We hope it never happens, but sometimes things go wrong: perhaps conditions turn dangerous or someone is injured.

Then the group focus shifts from recreation to safety and survival. The coordinator’s role also changes to a decisive style. When an accident occurs, there is no time for lengthy debate.

Prompt, effective action is needed, and it should be directed by someone with training and experience. The coordinator should stay “hands off’ as much as possible, directing others, maintaining an overview, and thinking ahead to the next steps. The party should be guided by the four rules of rescue in managing a crisis:

  1. The safety of the rescuers comes first, even before that of the victim.
  2. Act promptly, but deliberately and calmly.
  3. Use procedures you have learned and practiced; this is no time to experiment.
  4. Stay with your group. It is sometimes necessary to scout around while route-finding, but you should always be within communication range, and preferably within shouting distance.

It is easy to think that all trip mishaps are life-threatening situations and that the outcome depends solely on what the rescuers do. In fact, neither is usually the case. First, most accidents result in cuts and bruises, sprains, sometimes broken bones, but only occasionally anything worse. Second, the outcome is usually determined by factors beyond the rescuers’ control. All that can be reasonably expected is that the trip coordinator draws upon training and experience to devise an appropriate plan and then carry it out as safely and effectively as conditions permit.

The best way to avoid trouble is to anticipate it. Coordinators should always be thinking ahead, asking, “What if?” In camp, they think of the climb; on the ascent, of the descent; in success, of retreat. They look for early signs of fatigue in participants, mentally record bivouac sites, keep watch on the time, and note any changes in the weather. Everywhere on trips, coordinators mentally cross bridges before reaching them. Trying to stay a step ahead, they hope to avoid problems or to catch burgeoning ones before they become crisis. Get in the habit of anticipating trouble while you’re planning your trip. For example, “On this ridge, what’s my best escape route?”

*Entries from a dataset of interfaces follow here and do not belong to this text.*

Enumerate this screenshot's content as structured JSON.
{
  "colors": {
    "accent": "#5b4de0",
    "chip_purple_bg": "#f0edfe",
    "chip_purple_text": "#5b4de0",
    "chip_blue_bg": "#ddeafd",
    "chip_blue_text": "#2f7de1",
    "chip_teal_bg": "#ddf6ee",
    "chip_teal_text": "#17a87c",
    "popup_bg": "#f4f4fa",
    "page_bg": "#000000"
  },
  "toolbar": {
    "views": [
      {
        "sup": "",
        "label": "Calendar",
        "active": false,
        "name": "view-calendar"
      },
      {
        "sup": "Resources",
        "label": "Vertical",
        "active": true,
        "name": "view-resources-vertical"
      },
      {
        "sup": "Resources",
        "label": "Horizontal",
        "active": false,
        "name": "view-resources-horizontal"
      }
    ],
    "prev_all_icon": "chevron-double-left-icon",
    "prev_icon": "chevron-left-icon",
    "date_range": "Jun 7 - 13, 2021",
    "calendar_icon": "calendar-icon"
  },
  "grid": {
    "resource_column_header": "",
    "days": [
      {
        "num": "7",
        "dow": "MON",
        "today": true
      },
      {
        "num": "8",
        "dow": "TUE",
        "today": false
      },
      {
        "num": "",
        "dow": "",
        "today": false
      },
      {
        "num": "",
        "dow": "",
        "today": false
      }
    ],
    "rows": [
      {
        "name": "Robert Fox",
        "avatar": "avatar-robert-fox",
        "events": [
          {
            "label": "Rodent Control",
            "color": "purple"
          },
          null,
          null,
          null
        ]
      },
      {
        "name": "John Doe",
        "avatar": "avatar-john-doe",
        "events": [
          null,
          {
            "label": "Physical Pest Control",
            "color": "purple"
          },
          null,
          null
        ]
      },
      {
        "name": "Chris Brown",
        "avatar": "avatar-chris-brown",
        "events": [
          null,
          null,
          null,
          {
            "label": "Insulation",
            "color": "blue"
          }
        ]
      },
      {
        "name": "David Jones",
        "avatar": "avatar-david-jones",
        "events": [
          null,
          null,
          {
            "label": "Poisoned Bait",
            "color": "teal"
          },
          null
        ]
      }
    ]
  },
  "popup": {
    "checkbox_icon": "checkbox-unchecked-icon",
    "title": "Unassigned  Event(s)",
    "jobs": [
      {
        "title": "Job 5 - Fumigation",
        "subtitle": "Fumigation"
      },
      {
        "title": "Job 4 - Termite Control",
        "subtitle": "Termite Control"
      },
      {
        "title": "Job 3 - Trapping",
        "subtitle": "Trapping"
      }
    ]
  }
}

Accidents are unexpected, but you can prepare for them by taking courses, reading, and mentally rehearsing. All trip coordinators must have a valid First Aid certificate. Anyone participating in outdoor activities in the mountains should supplement their First Aid training. Check out our course schedule for more information.

Also, you can benefit from studying the experiences of others climbers. The American Alpine Club and The Alpine Club of Canada jointly publish Accidents in North American Mountaineering (available on Amazon.ca) This annual publication contains detailed descriptions and analyses of mountaineering accidents and is instructive.